that these three were the same object, and in 1705,
he predicted its return
in late 1758 or early 1759.
- In 1758 and 1759, astronomers (in particular the young
Messier) took considerable effort to find the comet's predicted
return.
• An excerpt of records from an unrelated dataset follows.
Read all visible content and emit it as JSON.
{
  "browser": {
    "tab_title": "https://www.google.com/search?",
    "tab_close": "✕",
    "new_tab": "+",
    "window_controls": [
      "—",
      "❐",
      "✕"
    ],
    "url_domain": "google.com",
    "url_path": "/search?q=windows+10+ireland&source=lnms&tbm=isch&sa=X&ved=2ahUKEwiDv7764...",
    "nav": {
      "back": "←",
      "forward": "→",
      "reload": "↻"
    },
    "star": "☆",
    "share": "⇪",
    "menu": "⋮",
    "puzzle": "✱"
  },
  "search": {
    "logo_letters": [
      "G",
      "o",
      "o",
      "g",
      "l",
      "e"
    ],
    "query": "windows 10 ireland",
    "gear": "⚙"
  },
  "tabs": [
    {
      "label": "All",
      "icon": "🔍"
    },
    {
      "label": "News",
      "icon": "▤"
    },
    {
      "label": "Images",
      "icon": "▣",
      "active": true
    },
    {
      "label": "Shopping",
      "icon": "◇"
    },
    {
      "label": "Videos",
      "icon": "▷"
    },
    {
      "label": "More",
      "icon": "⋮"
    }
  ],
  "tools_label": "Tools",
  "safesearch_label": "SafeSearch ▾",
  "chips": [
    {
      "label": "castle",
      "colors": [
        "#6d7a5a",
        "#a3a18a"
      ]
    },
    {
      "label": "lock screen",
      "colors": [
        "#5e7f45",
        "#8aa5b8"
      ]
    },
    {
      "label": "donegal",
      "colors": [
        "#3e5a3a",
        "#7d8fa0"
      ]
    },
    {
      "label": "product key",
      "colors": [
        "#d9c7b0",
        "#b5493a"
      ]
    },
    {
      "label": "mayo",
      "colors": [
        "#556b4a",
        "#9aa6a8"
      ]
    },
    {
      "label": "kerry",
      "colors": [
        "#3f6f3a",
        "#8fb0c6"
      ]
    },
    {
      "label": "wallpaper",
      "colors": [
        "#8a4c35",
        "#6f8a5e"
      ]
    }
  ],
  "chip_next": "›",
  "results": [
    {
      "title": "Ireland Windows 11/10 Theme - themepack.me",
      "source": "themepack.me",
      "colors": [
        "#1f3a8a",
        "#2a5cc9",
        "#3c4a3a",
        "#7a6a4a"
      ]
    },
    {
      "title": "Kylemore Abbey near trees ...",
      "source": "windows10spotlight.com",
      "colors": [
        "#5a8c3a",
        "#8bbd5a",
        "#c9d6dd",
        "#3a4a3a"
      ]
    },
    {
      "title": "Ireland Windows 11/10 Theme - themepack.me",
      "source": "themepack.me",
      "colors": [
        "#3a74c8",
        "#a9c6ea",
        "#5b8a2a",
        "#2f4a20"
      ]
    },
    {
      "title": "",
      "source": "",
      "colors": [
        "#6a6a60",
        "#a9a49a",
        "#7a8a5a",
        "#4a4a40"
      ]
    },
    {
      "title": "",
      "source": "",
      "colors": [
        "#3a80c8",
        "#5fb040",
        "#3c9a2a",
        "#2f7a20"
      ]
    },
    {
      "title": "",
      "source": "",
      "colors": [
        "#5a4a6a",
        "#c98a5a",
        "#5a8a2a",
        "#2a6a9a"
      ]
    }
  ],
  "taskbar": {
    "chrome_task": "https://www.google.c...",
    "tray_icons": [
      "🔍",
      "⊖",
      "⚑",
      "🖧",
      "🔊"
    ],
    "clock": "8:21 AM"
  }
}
The comet was eventually found by the German amateur astronomer
on the night of December 26-27, 1758. The comet was eagerly traced by a
number of astronomers up to June 1759.
- In 1835, on its second predicted return, the comet was investigated e.g. by
Bessel, who concluded that non-gravitational "rocket" or "jet"
effects might change the comet's orbit unpredictably.
- In 1910, the first photos and spectra of comet Halley were obtained (e.g. on
Lick and Mt. Wilson Observatories).
- In 1986, (uncrewed) spacecraft investigated comet Halley for the first time.
ESA's Giotto performed a particularly sophisticated close encounter and
returned exciting images and data of Halley's nucleus and coma.
Comet Halley Images:
Amateur images of Comet Halley:
Miscellania related to Halley:
Lowell Observatory image of Comet P/Halley 1910, computer enhanced
false-color for brightness levels done at KPNO.
- Dead Link!
1P/Halley Images (actually lightcurves), JPL
- Anglo Australian Observatory / U.K. Schmidt Telescope images of Comet
- AAT 46:
Halley's Comet on December 9, 1985 (AAT)
- UKS 19:
Halley's Comet on 12 March, 1986 (UKS)
- AAT 117:
Comet Halley on April 9-10, 1986 (AAT)
- UKS 34:
Comet Halley on April 9-10, 1986 (UKS)
- Misc 20:
Comet Halley hanging in the Milky Way in 1986 (by David Malin)
- ESO images of Comet Halley:
Comet Halley captured at mag 28.2, distance 4.2 billion km (28.06
AU) from Sun, March 6-8, 2003. ESO VLT image.
- Comet Halley Images
by Giotto (NEO Program, JPL)
- Comet Halley Images at SEDS:
Observed and Future Apparitions of Comet 1P/Halley
- "I came in with Halley's Comet in 1835. It is coming again next year
(1910), and I expect to go out with it. It will be the greatest
disappointment of my life if I don't go out with Halley's Comet."
- Mark Twain (1835-1910)
(see Mark Twain
Year No Comet Designations
-239 1 1P/-239 K1
-163 2 1P/-163 U1
-86 3 1P/ -86 Q1
-11 4 1P/ -11 Q1
66 5 1P/ 66 B1
141 6 1P/ 141 F1
218 7 1P/ 218 H1
295 8 1P/ 295 J1
374 9 1P/ 374 E1
451 10 1P/ 451 L1
530 11 1P/ 530 Q1
607 12 1P/ 607 H1
684 13 1P/ 684 R1
760 14 1P/ 760 K1
837 15 1P/ 837 F1
912 16 1P/ 912 J1
989 17 1P/ 989 N1
1066 18 1P/1066 G1
1145 19 1P/1145 G1
1222 20 1P/1222 R1
1301 21 1P/1301 R1
1378 22 1P/1378 S1
1456 23 1P/1456 K1
1531 24 1P/1531 P1
1607 25 1P/1607 S1
1682 26 1P/1682 Q1
1759 27 1P/1758 Y1 1759 I
1835 28 1P/1835 P1 1835 III
1910 29 1P/1909 R1 1910 II 1909c
1986 30 1P/1982 U1 1986 III 1982i